That passion for numbers is something Perrizo clearly passes on to his students. He looks for students with an innate drive to see a problem, solve that problem and make a contribution. "People remember their teachers and generally, their careers are shaped by not only the choice of what career they go into, but the quality of their career is shaped by their teachers," he says. Mementos from former students line the bookshelves in his cramped office, like an international travelogue - wooden owls and tea from China, sandalwood from India, and folk art from Sri Lanka and Bangladesh are just a few. Like endless lines of computer code swimming with speed and elegance across a screen, invisible strings still connect him with former students, now on their own research quests.

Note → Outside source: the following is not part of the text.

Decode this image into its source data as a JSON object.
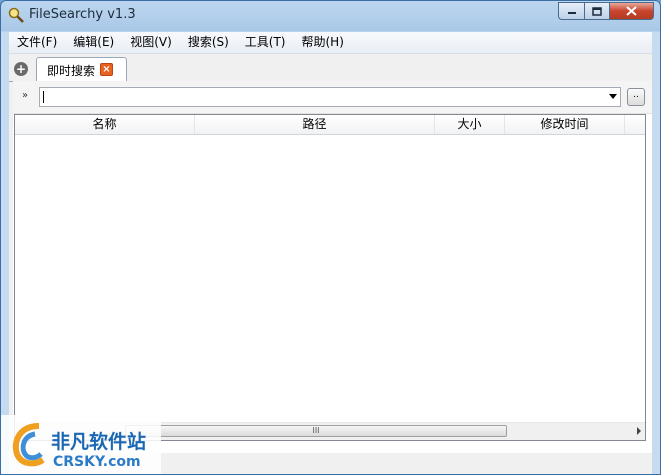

His former students are in Lebanon, China, Bangladesh, Sri Lanka, India, Alaska, Arizona, Minnesota, Pennsylvania, Arkansas, Washington and elsewhere. Imad Rahal, now an assistant professor at St. John's University, Collegeville, Minn., had Perrizo as his master's degree and Ph.D. adviser. Rahal says he admires "his strong belief in himself and his advisees, his patience and willingness to go the extra mile for his advisees, his love for life and the support that he provides for his students looooong after they graduate. He is the person who made a researcher out of me. He instilled the love of research in me and showed me that I can do it."

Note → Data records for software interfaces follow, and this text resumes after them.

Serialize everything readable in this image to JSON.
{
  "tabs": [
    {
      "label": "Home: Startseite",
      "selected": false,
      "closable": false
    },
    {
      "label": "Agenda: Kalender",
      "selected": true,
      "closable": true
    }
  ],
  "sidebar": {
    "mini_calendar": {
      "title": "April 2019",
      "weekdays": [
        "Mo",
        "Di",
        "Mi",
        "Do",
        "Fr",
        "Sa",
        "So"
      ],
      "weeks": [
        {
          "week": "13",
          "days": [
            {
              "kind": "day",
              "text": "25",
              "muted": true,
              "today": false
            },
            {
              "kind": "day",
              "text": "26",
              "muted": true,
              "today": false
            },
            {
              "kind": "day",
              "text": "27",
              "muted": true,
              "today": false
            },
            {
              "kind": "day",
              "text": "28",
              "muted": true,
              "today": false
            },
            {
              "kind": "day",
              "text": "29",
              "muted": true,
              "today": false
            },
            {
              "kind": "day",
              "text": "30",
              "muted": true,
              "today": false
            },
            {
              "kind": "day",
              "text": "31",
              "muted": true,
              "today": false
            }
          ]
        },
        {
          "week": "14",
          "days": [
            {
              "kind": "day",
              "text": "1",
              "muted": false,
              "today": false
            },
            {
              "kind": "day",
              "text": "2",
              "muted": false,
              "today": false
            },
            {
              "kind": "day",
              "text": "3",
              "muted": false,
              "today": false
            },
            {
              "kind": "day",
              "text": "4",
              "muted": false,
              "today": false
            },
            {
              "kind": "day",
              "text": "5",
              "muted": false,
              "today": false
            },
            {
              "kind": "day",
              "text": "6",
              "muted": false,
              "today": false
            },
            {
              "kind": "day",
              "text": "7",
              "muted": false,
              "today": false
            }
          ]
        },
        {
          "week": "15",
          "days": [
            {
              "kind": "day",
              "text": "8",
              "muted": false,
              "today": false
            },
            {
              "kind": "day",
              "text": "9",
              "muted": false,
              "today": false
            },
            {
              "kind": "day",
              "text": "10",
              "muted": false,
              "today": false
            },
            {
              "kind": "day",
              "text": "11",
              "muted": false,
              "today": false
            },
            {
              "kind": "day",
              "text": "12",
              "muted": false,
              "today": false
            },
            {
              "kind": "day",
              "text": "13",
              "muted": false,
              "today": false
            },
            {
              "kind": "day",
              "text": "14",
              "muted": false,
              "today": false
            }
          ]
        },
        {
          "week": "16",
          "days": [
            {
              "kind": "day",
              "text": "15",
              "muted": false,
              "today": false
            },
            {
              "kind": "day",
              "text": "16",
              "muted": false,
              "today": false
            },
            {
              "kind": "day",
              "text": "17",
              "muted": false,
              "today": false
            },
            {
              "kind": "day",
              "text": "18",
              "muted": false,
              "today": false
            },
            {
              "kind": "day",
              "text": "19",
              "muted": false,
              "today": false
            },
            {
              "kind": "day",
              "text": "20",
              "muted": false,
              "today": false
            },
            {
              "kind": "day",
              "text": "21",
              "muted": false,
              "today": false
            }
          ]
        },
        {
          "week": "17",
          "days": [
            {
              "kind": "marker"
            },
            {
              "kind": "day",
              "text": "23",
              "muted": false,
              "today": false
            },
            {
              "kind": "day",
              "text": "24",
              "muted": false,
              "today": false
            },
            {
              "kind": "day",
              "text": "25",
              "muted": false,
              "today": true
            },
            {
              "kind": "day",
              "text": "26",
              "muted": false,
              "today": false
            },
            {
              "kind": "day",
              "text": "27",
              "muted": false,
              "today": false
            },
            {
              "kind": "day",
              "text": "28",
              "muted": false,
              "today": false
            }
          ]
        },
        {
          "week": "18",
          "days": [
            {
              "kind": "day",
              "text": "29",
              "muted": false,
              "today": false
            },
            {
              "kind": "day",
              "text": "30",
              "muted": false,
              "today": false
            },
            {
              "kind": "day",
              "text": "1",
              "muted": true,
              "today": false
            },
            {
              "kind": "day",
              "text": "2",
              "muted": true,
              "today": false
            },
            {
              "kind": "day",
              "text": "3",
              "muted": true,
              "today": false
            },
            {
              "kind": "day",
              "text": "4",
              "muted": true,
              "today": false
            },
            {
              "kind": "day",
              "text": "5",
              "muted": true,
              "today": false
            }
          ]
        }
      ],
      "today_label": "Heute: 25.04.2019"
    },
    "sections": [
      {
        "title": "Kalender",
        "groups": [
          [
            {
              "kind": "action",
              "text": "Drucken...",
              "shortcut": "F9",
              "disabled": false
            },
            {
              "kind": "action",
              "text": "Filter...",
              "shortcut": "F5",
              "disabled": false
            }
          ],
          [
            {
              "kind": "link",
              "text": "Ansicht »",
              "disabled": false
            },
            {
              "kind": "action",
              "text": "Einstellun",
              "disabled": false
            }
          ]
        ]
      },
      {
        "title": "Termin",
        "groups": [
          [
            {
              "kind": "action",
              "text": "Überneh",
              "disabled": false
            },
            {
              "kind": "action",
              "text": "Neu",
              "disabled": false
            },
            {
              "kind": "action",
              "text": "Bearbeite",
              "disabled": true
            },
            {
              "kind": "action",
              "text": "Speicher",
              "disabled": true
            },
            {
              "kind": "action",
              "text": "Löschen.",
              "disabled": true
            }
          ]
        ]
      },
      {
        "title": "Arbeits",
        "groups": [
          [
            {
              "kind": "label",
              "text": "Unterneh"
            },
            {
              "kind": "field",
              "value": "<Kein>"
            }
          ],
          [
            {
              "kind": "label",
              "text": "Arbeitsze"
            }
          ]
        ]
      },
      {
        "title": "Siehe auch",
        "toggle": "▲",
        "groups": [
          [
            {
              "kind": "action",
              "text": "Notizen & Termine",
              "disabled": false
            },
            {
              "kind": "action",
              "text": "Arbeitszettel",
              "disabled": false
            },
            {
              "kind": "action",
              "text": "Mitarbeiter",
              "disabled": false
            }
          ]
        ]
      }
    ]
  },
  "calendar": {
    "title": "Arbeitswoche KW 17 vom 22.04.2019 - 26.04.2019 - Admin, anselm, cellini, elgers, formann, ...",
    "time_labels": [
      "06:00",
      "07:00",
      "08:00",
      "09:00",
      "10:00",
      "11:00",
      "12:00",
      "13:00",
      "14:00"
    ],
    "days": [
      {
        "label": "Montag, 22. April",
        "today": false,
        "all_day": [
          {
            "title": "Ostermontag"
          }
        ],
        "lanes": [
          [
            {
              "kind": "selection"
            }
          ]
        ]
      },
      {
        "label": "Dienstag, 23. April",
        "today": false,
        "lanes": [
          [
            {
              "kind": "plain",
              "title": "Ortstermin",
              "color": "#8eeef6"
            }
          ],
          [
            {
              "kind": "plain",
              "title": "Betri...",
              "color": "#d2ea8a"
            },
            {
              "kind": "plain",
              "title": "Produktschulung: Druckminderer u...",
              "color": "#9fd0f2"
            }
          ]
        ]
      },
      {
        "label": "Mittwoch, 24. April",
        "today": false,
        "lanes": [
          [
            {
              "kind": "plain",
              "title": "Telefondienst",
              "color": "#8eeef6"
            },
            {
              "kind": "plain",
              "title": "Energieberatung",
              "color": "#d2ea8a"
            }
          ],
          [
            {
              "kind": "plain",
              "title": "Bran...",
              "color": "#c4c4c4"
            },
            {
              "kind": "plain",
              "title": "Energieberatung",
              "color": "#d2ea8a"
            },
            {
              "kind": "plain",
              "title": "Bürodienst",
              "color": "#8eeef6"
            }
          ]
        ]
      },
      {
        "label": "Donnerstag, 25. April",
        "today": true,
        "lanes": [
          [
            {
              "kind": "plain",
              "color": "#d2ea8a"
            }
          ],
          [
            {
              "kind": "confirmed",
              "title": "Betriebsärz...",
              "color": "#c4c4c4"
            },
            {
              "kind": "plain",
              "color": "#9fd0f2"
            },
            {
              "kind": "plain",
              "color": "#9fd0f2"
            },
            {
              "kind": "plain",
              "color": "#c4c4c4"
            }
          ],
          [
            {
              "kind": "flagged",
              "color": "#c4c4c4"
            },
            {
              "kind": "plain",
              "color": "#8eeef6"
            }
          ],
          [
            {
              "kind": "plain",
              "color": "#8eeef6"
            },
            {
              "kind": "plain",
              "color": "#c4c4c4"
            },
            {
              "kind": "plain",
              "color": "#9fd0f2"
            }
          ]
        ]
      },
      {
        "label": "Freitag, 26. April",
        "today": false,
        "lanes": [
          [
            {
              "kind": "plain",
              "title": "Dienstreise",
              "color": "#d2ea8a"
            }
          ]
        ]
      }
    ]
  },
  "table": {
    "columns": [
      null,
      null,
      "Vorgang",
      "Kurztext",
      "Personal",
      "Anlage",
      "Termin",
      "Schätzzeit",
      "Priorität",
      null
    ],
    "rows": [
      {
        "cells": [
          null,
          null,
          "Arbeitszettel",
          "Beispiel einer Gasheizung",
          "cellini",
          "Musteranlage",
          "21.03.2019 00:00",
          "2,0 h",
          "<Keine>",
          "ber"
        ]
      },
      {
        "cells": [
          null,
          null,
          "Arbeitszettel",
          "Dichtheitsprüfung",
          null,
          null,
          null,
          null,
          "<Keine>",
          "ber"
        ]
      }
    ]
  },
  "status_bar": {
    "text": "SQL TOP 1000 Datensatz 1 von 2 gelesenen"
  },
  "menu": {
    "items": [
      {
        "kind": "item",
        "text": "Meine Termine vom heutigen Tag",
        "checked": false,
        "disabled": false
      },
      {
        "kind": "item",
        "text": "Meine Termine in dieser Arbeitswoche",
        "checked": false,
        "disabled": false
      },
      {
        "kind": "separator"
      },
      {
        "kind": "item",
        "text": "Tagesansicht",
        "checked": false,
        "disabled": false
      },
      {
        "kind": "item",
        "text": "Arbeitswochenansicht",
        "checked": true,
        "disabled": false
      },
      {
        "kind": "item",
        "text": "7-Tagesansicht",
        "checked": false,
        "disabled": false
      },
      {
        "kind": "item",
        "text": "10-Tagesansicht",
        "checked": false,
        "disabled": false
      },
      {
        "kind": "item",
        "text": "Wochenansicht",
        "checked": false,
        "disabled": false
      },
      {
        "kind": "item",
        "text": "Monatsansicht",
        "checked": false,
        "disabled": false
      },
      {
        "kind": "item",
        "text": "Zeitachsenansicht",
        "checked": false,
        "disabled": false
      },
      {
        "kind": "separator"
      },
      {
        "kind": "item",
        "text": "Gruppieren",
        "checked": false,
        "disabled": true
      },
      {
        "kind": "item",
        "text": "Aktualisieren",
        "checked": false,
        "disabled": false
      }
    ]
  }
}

Wang notes that Perrizo challenged her as her adviser and expected hard work. But she also remembers his compassion. When stranded in China in 2003 due to international travel restrictions, she contacted her adviser. "Dr. Perrizo wrote a very touching reference letter for me and also asked a senator to write a letter to the U.S. Consulate in Beijing. As a result, not only I, but also my son, were able to come back to Fargo so that I was able to continue and finish my Ph.D. I don't know what would have happened without Dr. Perrizo's help."

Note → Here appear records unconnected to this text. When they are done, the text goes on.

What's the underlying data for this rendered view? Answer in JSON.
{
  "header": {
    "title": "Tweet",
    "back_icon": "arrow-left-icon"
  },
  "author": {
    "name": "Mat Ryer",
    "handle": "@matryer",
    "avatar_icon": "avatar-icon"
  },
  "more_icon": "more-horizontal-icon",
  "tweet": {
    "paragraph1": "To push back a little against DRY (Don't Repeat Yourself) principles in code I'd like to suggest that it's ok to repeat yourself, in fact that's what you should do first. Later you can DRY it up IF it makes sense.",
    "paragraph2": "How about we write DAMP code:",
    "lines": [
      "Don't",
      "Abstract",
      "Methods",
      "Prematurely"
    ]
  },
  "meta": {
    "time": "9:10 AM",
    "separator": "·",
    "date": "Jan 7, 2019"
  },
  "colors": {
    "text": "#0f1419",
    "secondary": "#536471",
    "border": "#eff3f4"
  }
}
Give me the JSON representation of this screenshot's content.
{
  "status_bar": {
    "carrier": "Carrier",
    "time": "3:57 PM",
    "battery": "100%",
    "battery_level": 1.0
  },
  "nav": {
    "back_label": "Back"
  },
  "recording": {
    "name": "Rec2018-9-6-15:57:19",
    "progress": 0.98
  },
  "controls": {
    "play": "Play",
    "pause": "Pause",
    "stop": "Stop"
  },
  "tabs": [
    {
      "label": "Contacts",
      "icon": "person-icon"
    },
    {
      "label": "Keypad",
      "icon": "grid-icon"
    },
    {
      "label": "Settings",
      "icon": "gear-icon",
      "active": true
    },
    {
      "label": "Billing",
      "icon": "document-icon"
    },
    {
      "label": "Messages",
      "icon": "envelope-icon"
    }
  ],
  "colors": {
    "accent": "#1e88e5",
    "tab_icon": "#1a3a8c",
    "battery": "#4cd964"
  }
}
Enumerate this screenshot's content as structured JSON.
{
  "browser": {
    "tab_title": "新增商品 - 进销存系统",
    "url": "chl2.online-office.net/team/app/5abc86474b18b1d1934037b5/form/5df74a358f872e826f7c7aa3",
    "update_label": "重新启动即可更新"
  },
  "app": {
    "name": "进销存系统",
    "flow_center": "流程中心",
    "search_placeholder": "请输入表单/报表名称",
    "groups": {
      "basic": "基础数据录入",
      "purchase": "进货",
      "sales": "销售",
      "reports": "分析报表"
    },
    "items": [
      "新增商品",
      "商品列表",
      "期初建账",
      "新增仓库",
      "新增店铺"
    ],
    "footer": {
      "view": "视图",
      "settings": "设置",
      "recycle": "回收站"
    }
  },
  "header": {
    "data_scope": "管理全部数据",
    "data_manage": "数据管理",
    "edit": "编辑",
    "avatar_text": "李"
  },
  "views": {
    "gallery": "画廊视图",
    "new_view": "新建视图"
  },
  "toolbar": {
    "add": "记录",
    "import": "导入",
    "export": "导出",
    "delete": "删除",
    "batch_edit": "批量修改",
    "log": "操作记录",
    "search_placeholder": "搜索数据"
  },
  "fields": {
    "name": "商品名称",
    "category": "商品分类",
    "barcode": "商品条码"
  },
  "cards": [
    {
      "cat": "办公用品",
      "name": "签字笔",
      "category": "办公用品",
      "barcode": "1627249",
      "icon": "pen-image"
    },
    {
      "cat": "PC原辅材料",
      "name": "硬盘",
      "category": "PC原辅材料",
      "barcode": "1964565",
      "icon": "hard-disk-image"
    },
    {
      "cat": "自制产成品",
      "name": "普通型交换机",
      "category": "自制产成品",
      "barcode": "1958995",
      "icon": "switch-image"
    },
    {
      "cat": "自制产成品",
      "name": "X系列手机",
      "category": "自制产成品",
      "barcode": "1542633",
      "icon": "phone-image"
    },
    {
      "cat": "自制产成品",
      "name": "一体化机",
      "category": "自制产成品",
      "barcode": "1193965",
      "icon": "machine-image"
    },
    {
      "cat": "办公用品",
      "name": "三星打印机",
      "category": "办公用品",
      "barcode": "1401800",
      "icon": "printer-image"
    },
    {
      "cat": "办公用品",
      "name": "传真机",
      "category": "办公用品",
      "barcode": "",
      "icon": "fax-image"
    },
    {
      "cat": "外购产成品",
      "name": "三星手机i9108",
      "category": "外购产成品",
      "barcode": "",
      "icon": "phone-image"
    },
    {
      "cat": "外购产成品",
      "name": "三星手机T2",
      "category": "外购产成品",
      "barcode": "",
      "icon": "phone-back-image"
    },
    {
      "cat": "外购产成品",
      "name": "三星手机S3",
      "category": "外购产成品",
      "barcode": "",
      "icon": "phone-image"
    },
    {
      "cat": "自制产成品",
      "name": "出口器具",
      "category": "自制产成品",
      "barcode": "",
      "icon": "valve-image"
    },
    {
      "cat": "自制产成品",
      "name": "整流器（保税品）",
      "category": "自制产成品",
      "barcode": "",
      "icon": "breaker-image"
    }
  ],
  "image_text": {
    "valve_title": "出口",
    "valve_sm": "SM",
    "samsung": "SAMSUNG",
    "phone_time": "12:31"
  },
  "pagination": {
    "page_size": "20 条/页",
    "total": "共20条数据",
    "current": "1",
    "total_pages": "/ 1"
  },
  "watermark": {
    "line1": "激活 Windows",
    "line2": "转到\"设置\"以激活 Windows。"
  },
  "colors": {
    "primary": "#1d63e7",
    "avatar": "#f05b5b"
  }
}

As his students continue to build successful research careers, Perrizo continues his pursuit of the Netflix Prize. If you tried to characterize Perrizo's work as a movie in the Netflix collection, the classic "It's a Wonderful Life," springs to mind. With emphasis on the main character played by actor Jimmy Stewart who is at once approachable, smart, humorous, compassionate and determined, that might offer a glimpse of Bill Perrizo. The 65-year-old will continue the research quest posed by the Netflix five-year contest into 2011, even as he works around his schedule of teaching, chemotherapy and doctor appointments.
Whether Perrizo wins the million dollar Netflix prize - well, it would be nice - but maybe the journey matters more than the destination. Mathematical proof of his success already exists. There's proof in his legacy of distinguished research, of successful students, and of a loving family.
Over the past year, Perrizo curtailed his marathon running. He used to do some woodworking and remodeled nearly every square inch of his old house. Now he's becoming a coffee connoisseur. But in self-effacing fashion he points out, "I guess my life's pretty boring, actually."
As German colleague Walter Dosch at the University of Luebeck notes, "Despite his scientific success, he remains a modest and open-minded person with a good sense of humor." Dosch served as a board member with Perrizo in the International Society for Computers and their Applications. "I have no particular story to tell about Dr. Perrizo. His lifework is a story by itself."
-- Carol Renner